49 of the 50 cards depict people that are dead, and many such as Attila (card 3) and Alexander the Great (card 1) long dead. Perhaps not the two best examples to give if I am trying to convince you the set has a non-military element.
So without any further ado, let us do away with this militaristic stuff and present card 9, Confucius, a leader of men's minds as was Plato (card 14) and his teacher Socrates (card 45).
Socrates came to an unfortunate end having been accused of denying the state gods and introducing new divinities. He was sentenced to death and died after drinking a cup of hemlock. His maxim was "to want nothing is divine; to want as little as possible is the nearest approach to divine life." Clearly a fellow that would feel a bit ill at ease with the modern consumer culture.
Potentially I am being a little unfair to suggest such characters would not appear in a similar set if it were issued today. It would be foolish to even suggest another manufacturer in 1924 would have included such people.
Poets appear in the set, in rather more abundance than do writers. Combined with the philosopher cards it is now heading towards some sort of cultural elitism. It is difficult to square that circle with the fact these are giveaways intended to create a brand loyalty in a mass produced product.
The first three cards are traditional fare, Alexander the Great, Alfred the Great and Attilla. The most important reason for these three to open the set being the same reason you would find them at the front of the phone book, they have names that begin A.
It seems the first step towards world domination is to have a name beginning with A. This theory falls into disrepute a little later in the set when Napoleon and Peter the Great arrive. "Great" is something a lot of people seem to have been.
For some reason, at the moment, I am going through the rather unhealthy obsession of exactly how sets are organised. I suppose you have to do something if you do not enjoy gardening. This one could not be easier, alphabetically.
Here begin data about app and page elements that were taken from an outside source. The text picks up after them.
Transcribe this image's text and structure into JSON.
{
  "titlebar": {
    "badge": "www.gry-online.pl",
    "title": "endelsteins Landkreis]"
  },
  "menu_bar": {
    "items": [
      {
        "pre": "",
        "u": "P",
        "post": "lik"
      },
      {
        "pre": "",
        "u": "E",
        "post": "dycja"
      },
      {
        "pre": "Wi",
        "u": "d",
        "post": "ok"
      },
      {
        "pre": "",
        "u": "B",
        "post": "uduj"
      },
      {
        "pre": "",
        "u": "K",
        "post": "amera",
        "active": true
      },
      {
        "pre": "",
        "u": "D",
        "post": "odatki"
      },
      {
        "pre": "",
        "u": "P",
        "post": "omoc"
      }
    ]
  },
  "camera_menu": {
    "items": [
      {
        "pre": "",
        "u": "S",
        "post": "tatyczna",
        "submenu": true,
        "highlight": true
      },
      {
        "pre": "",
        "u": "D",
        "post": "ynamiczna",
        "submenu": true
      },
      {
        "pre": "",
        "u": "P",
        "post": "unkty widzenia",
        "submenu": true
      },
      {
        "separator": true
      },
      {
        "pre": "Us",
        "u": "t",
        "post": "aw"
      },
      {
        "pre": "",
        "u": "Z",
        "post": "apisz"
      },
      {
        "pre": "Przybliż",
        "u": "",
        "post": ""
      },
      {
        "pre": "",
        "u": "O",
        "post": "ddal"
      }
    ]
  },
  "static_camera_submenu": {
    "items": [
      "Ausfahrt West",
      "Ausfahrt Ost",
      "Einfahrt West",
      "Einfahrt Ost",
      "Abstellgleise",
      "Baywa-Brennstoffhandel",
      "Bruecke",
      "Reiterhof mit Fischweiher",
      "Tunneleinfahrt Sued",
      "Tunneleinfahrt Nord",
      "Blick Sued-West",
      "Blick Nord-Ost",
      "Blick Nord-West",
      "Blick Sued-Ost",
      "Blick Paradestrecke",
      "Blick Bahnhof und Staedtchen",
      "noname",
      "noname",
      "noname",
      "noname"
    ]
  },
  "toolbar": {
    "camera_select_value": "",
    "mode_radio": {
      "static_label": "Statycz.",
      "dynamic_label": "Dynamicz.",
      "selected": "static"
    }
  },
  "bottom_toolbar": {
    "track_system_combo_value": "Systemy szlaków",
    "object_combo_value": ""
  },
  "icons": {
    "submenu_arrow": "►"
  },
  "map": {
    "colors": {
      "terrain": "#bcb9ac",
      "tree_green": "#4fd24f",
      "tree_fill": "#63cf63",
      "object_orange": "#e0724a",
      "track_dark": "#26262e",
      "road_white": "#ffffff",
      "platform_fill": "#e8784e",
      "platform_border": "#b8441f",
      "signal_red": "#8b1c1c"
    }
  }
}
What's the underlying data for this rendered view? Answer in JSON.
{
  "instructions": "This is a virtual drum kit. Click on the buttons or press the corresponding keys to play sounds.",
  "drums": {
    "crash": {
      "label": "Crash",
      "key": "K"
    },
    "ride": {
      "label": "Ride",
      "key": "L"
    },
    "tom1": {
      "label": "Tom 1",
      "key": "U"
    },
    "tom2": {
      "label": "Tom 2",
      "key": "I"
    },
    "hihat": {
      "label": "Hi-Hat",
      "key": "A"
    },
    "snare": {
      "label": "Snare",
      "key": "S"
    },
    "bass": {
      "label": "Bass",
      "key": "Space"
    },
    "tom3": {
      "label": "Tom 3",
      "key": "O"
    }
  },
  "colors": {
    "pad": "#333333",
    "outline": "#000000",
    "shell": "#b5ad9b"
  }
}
The trouble being there seems to be some disagreement during the set as to whether to order the cards by first name or last name so we get on card 25 Joan of Arc followed by Julius Caesar followed by John Knox. So although there is a sort of consistency it is not perfect. What is?
There is room for explorers such as Captain Cook (card 11), Sir Francis Drake (card 16) and David Livingstone (card 29) who must be the very epitome of a Victorian explorer and inspiration for many "boys own" adventures. Also included is Sir Walter Raleigh, favourite of the Elizabethan court and credited with the introduction of tobacco, a feat which must insure his inclusion in just about any cigarette cards set.
Mention of Elizabeth I, if only obliquely, brings us to religion. The subject, not un-naturally gets a fair shake of the stick but it seems a bit off that Cardinal Richelieu gets inclusion presumably at the expense of England's very own Cardinal Wolesley. Equally John Knox and William Penn appear in the set but there is no room Martin Luther.
By any stretch of the imagination this set covers a lot of ground and it does it in some fine style. The artwork on the front the cards is first-rate and the text on the reverse even better.
I almost forgot, Thomas Alva Edison is the one person included that does not have a date of death after his name.
Finally given the scope of this set here are five additional women that could appear in the set; Elizabeth I, Boudicca, Florence Nightingale, Marie Curie. Still alive at the time but so was Edison and perhaps the most controversial from a Leaders of Men point of view, Emmeline Pankhurst (1858-1928). Men might not have wanted to be lead by her but tough, now that's leadership.